INDIANAPOLIS – About 300 Indiana townships could be eliminated under a plan House Republicans announced Thursday.

All townships with a population of less than 1,200 would be consolidated into other townships in House Bill 1005. In Allen County, that would affect Jackson and Scipio townships, which both are about 500 in population.

“This is the next step,” House Speaker Brian Bosma said.

He characterized the smallest townships as low-hanging fruit and acknowledged the move could eliminate up to 1,200 elected officials. That's because every township has an elected trustee and advisory board of three members.

But Deborah Driskell, executive director of the Indiana Township Association, said every person will still have a trustee and board. Services will also continue.

She said that some smaller townships might merge as opposed to being absorbed by a larger township so it is unclear how many townships will remain.

Gloria Gerig, Jackson Township trustee, is disappointed in the move. She has served as trustee for 12 years in multiple stints.

“I look at it as they have tried so hard to get rid of all the townships, this is one way to start it,” Gerig said. “Then they can come back in five years and get rid of the rest.”

Jackson Township has about 530 residents and a budget of $33,200. It contracts for fire and EMS protection from other units and provides some poor relief to residents in need. Gerig's salary is $2,300 a year.

Gerig said she is seeking feedback from residents but is against the change. She said Jackson Township is frugal and has a good setup.

“People just don't want to give up their identity,” Gerig said.

At one time, there were 1,008 townships but a few voluntarily consolidated. The number now is 1,005. Of those, 309 townships would be affected.

In 2007, a commission headed by former Gov. Joe Kernan and former Indiana Supreme Court Chief Justice Randall T. Shepard recommended eliminating township government altogether.

But lawmakers balked because that layer of government is the closest to the people.
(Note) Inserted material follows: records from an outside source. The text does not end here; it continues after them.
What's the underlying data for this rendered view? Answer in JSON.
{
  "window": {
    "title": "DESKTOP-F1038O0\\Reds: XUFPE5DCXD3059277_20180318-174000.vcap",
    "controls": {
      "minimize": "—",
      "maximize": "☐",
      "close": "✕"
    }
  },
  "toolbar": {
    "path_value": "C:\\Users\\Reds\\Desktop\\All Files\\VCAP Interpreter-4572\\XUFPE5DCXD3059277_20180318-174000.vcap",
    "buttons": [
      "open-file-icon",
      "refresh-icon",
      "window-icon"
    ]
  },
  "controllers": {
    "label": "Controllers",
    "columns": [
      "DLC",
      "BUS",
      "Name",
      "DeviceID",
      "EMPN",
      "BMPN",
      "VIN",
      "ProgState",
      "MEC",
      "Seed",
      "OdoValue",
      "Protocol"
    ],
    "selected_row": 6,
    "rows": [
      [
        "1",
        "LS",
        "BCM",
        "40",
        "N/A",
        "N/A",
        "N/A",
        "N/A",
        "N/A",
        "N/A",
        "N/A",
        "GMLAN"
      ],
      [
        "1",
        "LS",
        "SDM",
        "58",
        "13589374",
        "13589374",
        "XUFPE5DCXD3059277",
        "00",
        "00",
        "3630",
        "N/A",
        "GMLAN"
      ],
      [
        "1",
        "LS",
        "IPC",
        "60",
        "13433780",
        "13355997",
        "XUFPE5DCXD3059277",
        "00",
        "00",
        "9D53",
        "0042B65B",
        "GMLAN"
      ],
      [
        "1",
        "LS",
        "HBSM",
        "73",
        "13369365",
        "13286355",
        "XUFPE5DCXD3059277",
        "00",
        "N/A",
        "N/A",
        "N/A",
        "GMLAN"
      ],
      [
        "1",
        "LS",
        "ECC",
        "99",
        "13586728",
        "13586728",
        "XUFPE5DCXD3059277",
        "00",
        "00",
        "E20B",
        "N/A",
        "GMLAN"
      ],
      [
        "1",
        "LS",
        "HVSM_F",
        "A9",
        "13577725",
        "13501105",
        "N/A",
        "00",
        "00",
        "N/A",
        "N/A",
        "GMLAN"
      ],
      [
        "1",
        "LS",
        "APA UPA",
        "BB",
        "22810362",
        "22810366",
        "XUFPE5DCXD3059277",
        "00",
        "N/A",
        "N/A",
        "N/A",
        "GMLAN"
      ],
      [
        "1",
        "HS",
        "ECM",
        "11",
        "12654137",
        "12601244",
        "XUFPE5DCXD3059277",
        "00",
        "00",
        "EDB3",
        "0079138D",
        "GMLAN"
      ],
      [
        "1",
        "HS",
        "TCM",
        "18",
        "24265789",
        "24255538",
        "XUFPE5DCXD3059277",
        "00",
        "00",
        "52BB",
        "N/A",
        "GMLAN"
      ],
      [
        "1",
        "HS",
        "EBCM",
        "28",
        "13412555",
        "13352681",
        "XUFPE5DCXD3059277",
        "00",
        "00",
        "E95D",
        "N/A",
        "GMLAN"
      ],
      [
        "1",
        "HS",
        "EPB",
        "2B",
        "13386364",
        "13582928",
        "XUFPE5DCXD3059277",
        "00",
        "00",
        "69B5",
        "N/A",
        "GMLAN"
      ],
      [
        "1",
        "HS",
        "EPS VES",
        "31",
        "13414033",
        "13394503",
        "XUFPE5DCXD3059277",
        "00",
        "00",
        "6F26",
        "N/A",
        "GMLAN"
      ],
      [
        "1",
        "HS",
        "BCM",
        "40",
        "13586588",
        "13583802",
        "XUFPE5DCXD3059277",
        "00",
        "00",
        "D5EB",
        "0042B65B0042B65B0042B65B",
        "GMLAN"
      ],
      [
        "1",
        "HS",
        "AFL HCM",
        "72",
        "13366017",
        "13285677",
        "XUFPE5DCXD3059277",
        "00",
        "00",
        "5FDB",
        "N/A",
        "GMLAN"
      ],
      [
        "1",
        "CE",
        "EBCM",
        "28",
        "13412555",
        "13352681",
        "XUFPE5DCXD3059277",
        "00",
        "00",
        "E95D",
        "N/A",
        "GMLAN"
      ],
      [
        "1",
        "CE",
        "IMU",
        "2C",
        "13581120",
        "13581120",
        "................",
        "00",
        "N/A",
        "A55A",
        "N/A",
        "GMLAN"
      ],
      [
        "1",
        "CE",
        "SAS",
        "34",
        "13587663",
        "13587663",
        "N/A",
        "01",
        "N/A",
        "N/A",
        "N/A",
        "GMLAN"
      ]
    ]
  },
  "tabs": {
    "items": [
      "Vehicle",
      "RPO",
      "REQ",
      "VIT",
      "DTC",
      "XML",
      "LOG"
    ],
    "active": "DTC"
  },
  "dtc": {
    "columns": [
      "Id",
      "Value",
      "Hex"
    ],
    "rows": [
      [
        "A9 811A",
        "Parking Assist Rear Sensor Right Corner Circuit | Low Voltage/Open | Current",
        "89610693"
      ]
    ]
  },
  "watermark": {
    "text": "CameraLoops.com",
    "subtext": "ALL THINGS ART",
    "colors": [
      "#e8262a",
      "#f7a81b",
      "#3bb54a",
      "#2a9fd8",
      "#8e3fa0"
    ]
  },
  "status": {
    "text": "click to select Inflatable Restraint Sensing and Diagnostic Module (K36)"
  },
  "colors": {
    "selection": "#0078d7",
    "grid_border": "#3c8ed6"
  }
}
Bosma said now the Indiana Township Association is on board.

Driskell said this proposal maintains the overall township structure, including township boards that have been targeted for removal in the past.

She also said there are other good elements in the bill, including a cap on salaries for township board members because of reports that in some areas salaries are out of line.